| TASK DIRECTIONS |
Within the records, how many lines hold the word "Analisa"? State that number alone.
___ TASK INPUT ___
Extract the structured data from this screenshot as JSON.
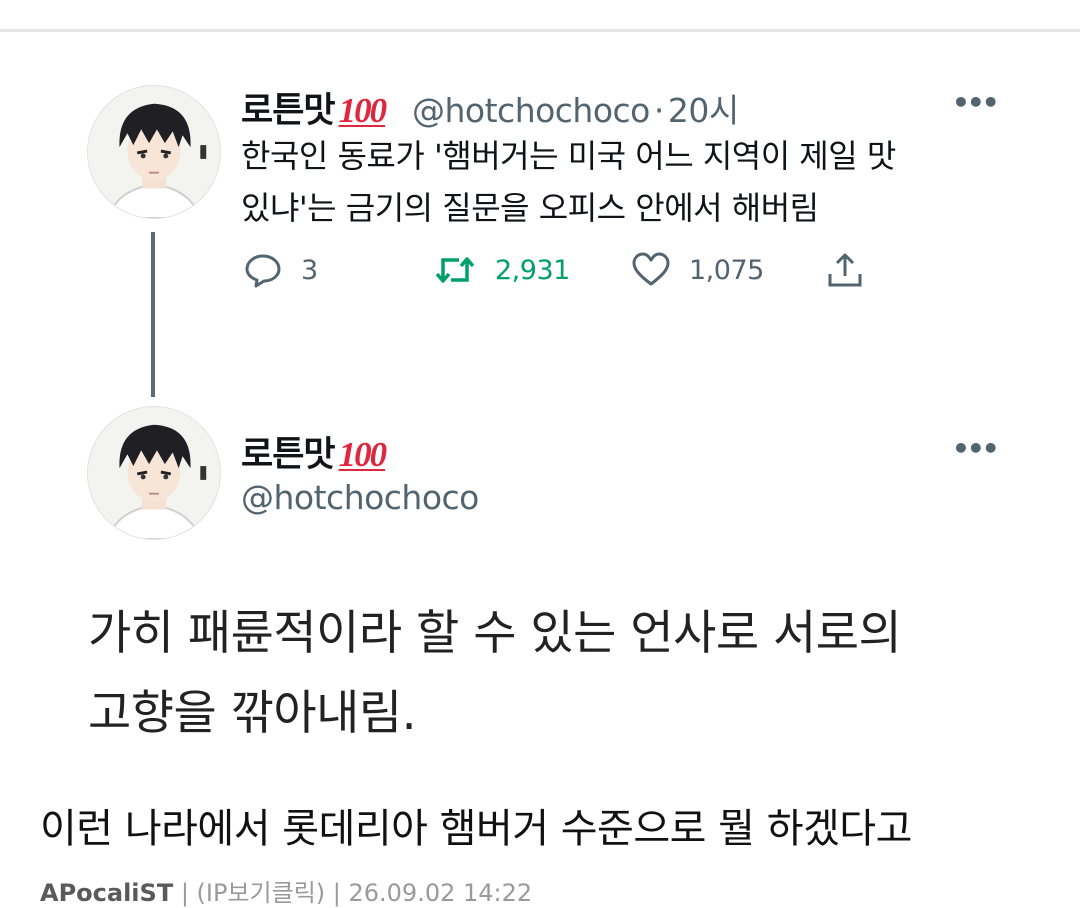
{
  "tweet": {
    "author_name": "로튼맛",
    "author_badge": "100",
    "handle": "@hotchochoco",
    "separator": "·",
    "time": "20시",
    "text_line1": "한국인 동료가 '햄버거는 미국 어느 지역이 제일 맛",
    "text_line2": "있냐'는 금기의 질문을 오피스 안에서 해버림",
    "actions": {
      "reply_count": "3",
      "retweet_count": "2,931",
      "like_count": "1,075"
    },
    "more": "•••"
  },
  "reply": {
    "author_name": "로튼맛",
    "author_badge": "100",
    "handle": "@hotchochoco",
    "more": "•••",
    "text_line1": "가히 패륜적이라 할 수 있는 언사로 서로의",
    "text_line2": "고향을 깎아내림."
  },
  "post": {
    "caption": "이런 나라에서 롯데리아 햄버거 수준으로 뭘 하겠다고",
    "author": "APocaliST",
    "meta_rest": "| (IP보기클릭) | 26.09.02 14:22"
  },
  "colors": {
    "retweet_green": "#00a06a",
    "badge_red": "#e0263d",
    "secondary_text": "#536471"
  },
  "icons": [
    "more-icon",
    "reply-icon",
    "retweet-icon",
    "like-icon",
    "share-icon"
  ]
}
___
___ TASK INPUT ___
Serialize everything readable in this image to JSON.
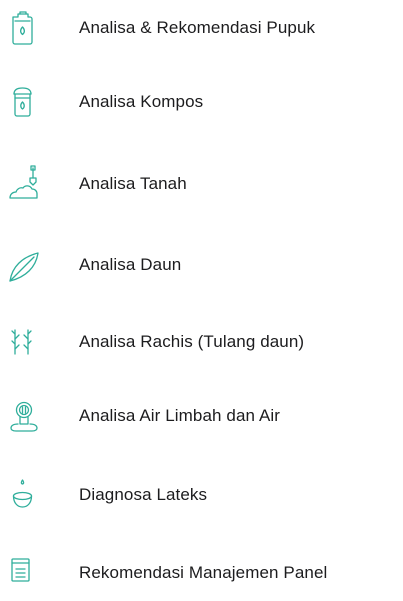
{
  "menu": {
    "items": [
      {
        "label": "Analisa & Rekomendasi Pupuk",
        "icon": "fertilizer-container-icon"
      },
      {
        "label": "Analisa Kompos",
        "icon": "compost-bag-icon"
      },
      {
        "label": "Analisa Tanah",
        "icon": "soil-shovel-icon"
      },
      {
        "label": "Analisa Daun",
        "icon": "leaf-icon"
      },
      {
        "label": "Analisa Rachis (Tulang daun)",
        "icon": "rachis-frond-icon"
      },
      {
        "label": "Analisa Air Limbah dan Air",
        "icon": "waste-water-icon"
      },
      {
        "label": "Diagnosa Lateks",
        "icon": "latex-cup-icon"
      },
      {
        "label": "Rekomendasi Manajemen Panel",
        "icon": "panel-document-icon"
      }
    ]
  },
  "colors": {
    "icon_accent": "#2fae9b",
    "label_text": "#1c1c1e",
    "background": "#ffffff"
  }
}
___
| RESPONSE TO THIS EXERCISE |
6